March 15, 2011 was the 3ooth anniversary of the death of Eusebio Francisco Kino – Father Kino, the Italian-born Jesuit missionary under contract to the king of Spain to create missions in New Spain. He was celebrated and memorialized yesterday throughout the Pimeria Alta. I am grateful I had this once-in-a-lifetime opportunity to attend celebrations at two of the mission sites founded by this bigger-than-life, well-loved priest.
With five other volunteers from Tumacacori I traveled to Imuris, Sonora, Mexico to the ruins of the church at Cocospera, where regional dignitaries gathered with visitors and residents to participate in a Catholic Mass honoring Padre Kino. In addition, an Apache holy man offered words of honor for Kino and privately blessed those who presented themselves to him.

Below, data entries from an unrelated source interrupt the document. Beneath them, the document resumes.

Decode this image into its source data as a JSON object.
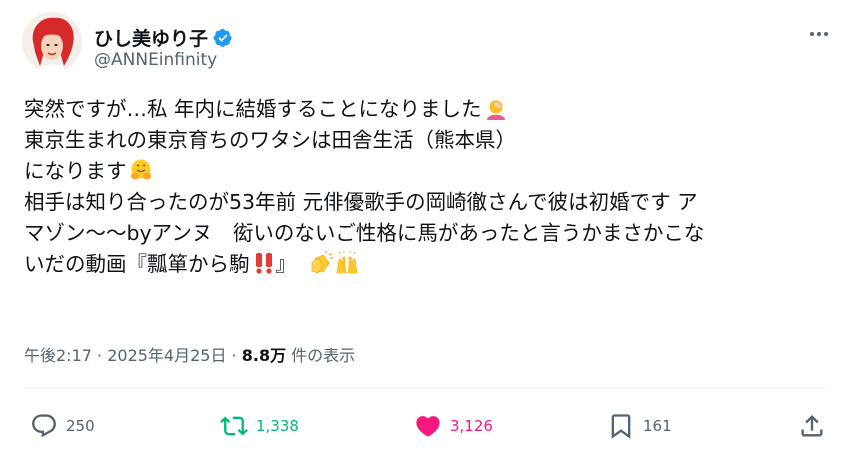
{
  "author": {
    "display_name": "ひし美ゆり子",
    "handle": "@ANNEinfinity",
    "verified": true
  },
  "tweet": {
    "line1": "突然ですが…私 年内に結婚することになりました",
    "line1_emoji": "face-palm-emoji",
    "line2": "東京生まれの東京育ちのワタシは田舎生活（熊本県）",
    "line3": "になります",
    "line3_emoji": "hugging-face-emoji",
    "line4": "相手は知り合ったのが53年前 元俳優歌手の岡崎徹さんで彼は初婚です アマゾン〜〜byアンヌ　衒いのないご性格に馬があったと言うかまさかこない",
    "line4a": "相手は知り合ったのが53年前 元俳優歌手の岡崎徹さんで彼は初婚です ア",
    "line4b": "マゾン〜〜byアンヌ　衒いのないご性格に馬があったと言うかまさかこな",
    "line5": "いだの動画『瓢箪から駒",
    "line5_end": "』",
    "line5_emojis": [
      "double-exclamation-emoji",
      "clapping-hands-emoji",
      "raising-hands-emoji"
    ]
  },
  "meta": {
    "time": "午後2:17",
    "separator1": " · ",
    "date": "2025年4月25日",
    "separator2": " · ",
    "views": "8.8万",
    "views_label": " 件の表示"
  },
  "actions": {
    "replies": "250",
    "reposts": "1,338",
    "likes": "3,126",
    "bookmarks": "161"
  },
  "colors": {
    "text": "#0f1419",
    "secondary": "#536471",
    "verified": "#1d9bf0",
    "repost": "#00ba7c",
    "like": "#f91880"
  }
}
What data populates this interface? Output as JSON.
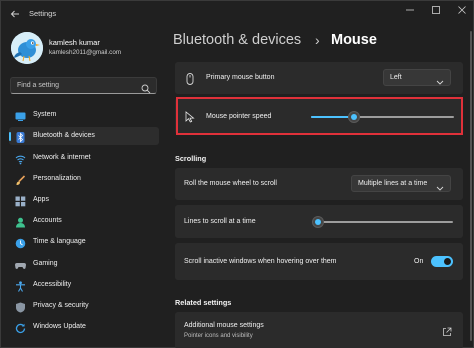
{
  "window": {
    "title": "Settings",
    "back_icon": "back-arrow-icon",
    "controls": [
      "minimize-icon",
      "maximize-icon",
      "close-icon"
    ]
  },
  "profile": {
    "name": "kamlesh kumar",
    "email": "kamlesh2011@gmail.com",
    "avatar_icon": "bird-avatar-icon"
  },
  "search": {
    "placeholder": "Find a setting",
    "icon": "search-icon"
  },
  "sidebar": {
    "items": [
      {
        "label": "System",
        "icon": "system-display-icon",
        "active": false
      },
      {
        "label": "Bluetooth & devices",
        "icon": "bluetooth-icon",
        "active": true
      },
      {
        "label": "Network & internet",
        "icon": "wifi-icon",
        "active": false
      },
      {
        "label": "Personalization",
        "icon": "brush-icon",
        "active": false
      },
      {
        "label": "Apps",
        "icon": "apps-icon",
        "active": false
      },
      {
        "label": "Accounts",
        "icon": "person-icon",
        "active": false
      },
      {
        "label": "Time & language",
        "icon": "globe-clock-icon",
        "active": false
      },
      {
        "label": "Gaming",
        "icon": "gamepad-icon",
        "active": false
      },
      {
        "label": "Accessibility",
        "icon": "accessibility-icon",
        "active": false
      },
      {
        "label": "Privacy & security",
        "icon": "shield-icon",
        "active": false
      },
      {
        "label": "Windows Update",
        "icon": "update-icon",
        "active": false
      }
    ]
  },
  "breadcrumb": {
    "parent": "Bluetooth & devices",
    "separator": "›",
    "current": "Mouse"
  },
  "main": {
    "primary_button": {
      "label": "Primary mouse button",
      "value": "Left",
      "icon": "mouse-icon"
    },
    "pointer_speed": {
      "label": "Mouse pointer speed",
      "value_fraction": 0.3,
      "icon": "cursor-pointer-icon"
    },
    "scrolling": {
      "title": "Scrolling",
      "roll_wheel": {
        "label": "Roll the mouse wheel to scroll",
        "value": "Multiple lines at a time"
      },
      "lines_to_scroll": {
        "label": "Lines to scroll at a time",
        "value_fraction": 0.02
      },
      "scroll_inactive": {
        "label": "Scroll inactive windows when hovering over them",
        "state_text": "On",
        "on": true
      }
    },
    "related": {
      "title": "Related settings",
      "additional": {
        "label": "Additional mouse settings",
        "sublabel": "Pointer icons and visibility",
        "icon": "external-link-icon"
      }
    }
  },
  "colors": {
    "accent": "#4cc2ff",
    "highlight_box": "#e0313a",
    "background": "#202020",
    "card": "#2b2b2b"
  }
}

After lunch we then traveled toward Magdalena and the mission church there, where Kino died. On the way we stopped in San Ignacio, and visited that mission church, the original of which was built by 1702.
We arrived in Magdalena mid-afternoon during many presentations by the dignitaries and other special speakers, before the beginning of the Mass, which began as we were leaving for dinner. Father Kino’s remains are placed in a structure that allows viewing of those remains through windows. Overhead is a dome, painted with a mural depicting Father Kino’s travels and connections with the indigenous people.
Father Kino established 20 missions, possibly more, in the Pimeria Alta area of New Spain. He became renowned, honored, and respected during his many years traveling among these missions.
And now, 300 years following his death he is still beloved for his work and humane treatment of the people he came to convert and make into good Spanish citizens.